Foam neoprene dry suits use the same kind of material as wet suits, which means they provide additional insulation, but their buoyancy varies with depth. Those suits are worn over light undergarments that trap air and provide a bit of extra insulation.
Compressed and crushed neoprene dry suits use special kinds of neoprene material that has been specially prepared to strengthen the material, bonding and stitching.
Membrane, or "shell," dry suits use a waterproof coating over the fabric. The coating is usually urethane or a laminate of rubber and some tough synthetic material. Such "shell" dry suits are lighter and more flexible than neoprene suits, but provide almost no insulation and have no positive buoyancy. The materials used do not stretch and are generally looser-fitting. All thermal insulation is provided by the air trapped inside the undergarments. Note that the looser fit makes it easier for air to move around and potentially get trapped where it shouldn't be.
Putting on a dry suit properly needs to be learned and all procedures must be observed in order for the suit to seal and function properly. Likewise, there are many rules on how to clean and store a dry suit properly. Follow those rules meticulously to keep the suit functional and protect your investment! Similar rules apply to the cleaning and storing of wet suits, of course.
What if you have to urinate when in a dry suit? That can be a problem. Some dry suits have zippers in the crotch area so you can go while on land, but that only works for males. Underwater, it's either incontinence pads or, for men, "pee-valves" that use condom-style catheters. That doesn't sound like a lot of fun and it isn't. Unfortunately, the bladder fills up quickly in colder temeratures, and so dry suit urinating is an issue that requires some planning as well as meticulous attention to hygiene.
Dry suits cost far more than wet suits, but they will outlast them by years! The life expectancy of a wet suit is about 400 dives, which means active divers can go through one or more per year. Properly maintained, dry suits will last for decades, with seals and the zipper the only parts that might need service. Many divers probably spend more on a succession of wet suits than they would on one really good dry suit.
What kind of suit should I get?
The answer is, "it depends."
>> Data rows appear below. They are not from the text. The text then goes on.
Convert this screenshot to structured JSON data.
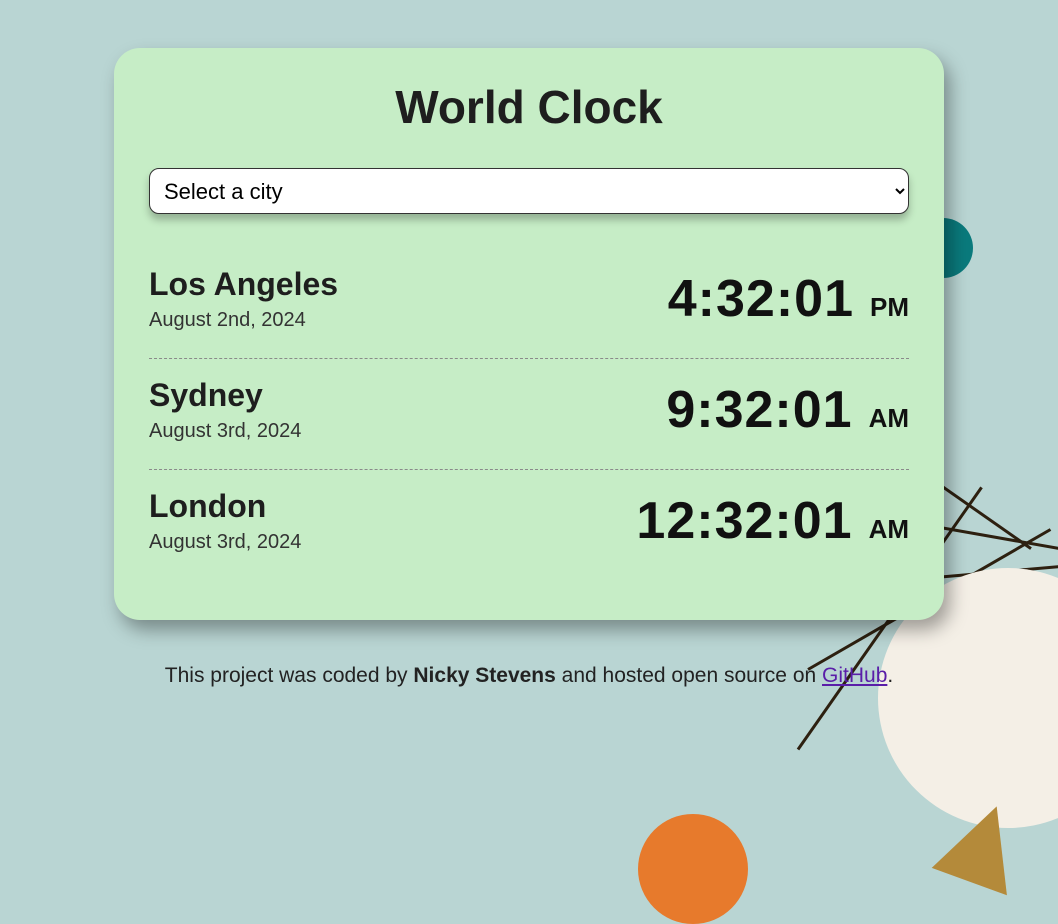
{
  "title": "World Clock",
  "select": {
    "placeholder_option": "Select a city"
  },
  "clocks": [
    {
      "city": "Los Angeles",
      "date": "August 2nd, 2024",
      "time": "4:32:01",
      "meridiem": "PM"
    },
    {
      "city": "Sydney",
      "date": "August 3rd, 2024",
      "time": "9:32:01",
      "meridiem": "AM"
    },
    {
      "city": "London",
      "date": "August 3rd, 2024",
      "time": "12:32:01",
      "meridiem": "AM"
    }
  ],
  "footer": {
    "before": "This project was coded by ",
    "author": "Nicky Stevens",
    "middle": " and hosted open source on ",
    "link_text": "GitHub",
    "after": "."
  }
}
It depends on the kind of diving you need the suit for, and where you'll be doing most of your diving. Serious and professional scuba divers generally have one or more of each, but beginners should figure out where they are most likely going to dive, and base their decision on that. The basic recommendation for new divers is to get a general purpose wet suit because it will work in a fairly large range of diving environments.
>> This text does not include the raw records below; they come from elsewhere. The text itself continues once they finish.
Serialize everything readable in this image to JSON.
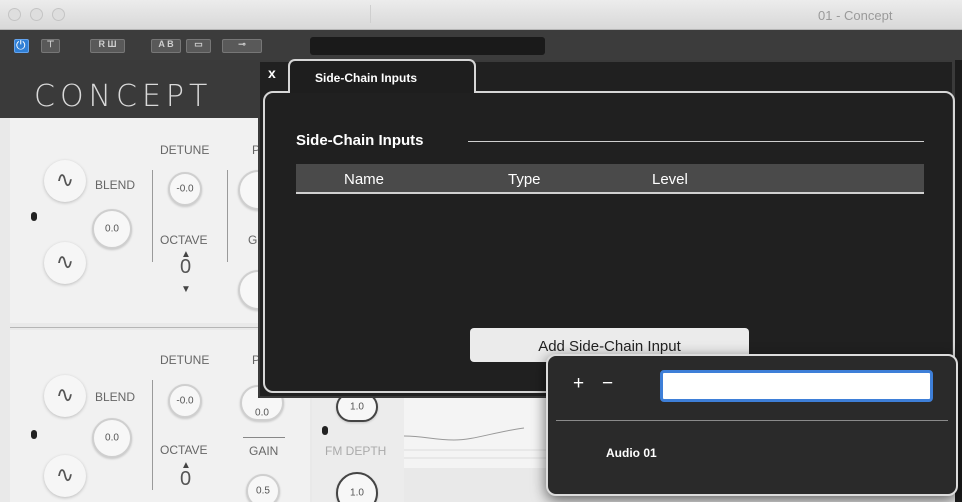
{
  "window": {
    "title": "01 - Concept"
  },
  "toolbar": {
    "buttons": [
      {
        "glyph": ""
      },
      {
        "glyph": "⊤"
      },
      {
        "glyph": "R Ш"
      },
      {
        "glyph": "A B"
      },
      {
        "glyph": "▭"
      },
      {
        "glyph": "⊸"
      }
    ]
  },
  "plugin": {
    "logo": "CONCEPT",
    "osc1": {
      "detune_label": "DETUNE",
      "blend_label": "BLEND",
      "blend_value": "0.0",
      "detune_value": "-0.0",
      "octave_label": "OCTAVE",
      "octave_value": "0",
      "gain_partial": "G",
      "pitch_partial": "P"
    },
    "osc2": {
      "detune_label": "DETUNE",
      "blend_label": "BLEND",
      "blend_value": "0.0",
      "detune_value": "-0.0",
      "octave_label": "OCTAVE",
      "octave_value": "0",
      "gain_label": "GAIN",
      "gain_value": "0.5",
      "fm_depth_label": "FM DEPTH",
      "fm_value": "1.0",
      "pitch_partial": "P",
      "upper_knob_value": "1.0",
      "gain_knob_partial": "0.0"
    }
  },
  "dialog": {
    "close_label": "x",
    "tab_label": "Side-Chain Inputs",
    "section_title": "Side-Chain Inputs",
    "columns": [
      "Name",
      "Type",
      "Level"
    ],
    "add_button_label": "Add Side-Chain Input"
  },
  "popover": {
    "plus_label": "+",
    "minus_label": "−",
    "search_value": "",
    "items": [
      "Audio 01"
    ]
  }
}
Once you settled on the type of suit, make sure you get something that fits properly. Bring along an experienced scuba diver or rely on the expertise of a dive shop employee or owner. Unless you really know what you're doing, an exposure suit is not something you should get from the Internet or a catalog.
The below table (source: NAUI instructor Carol Cotton's course materials) shows the insulation requirements for different water temperatures, and what type of covering is most appropriate. Keep in mind that some people need more insulation and others less:
||TYPE OF COVERING
|85F and above
||Thin wet suit
||5-7mm wet suit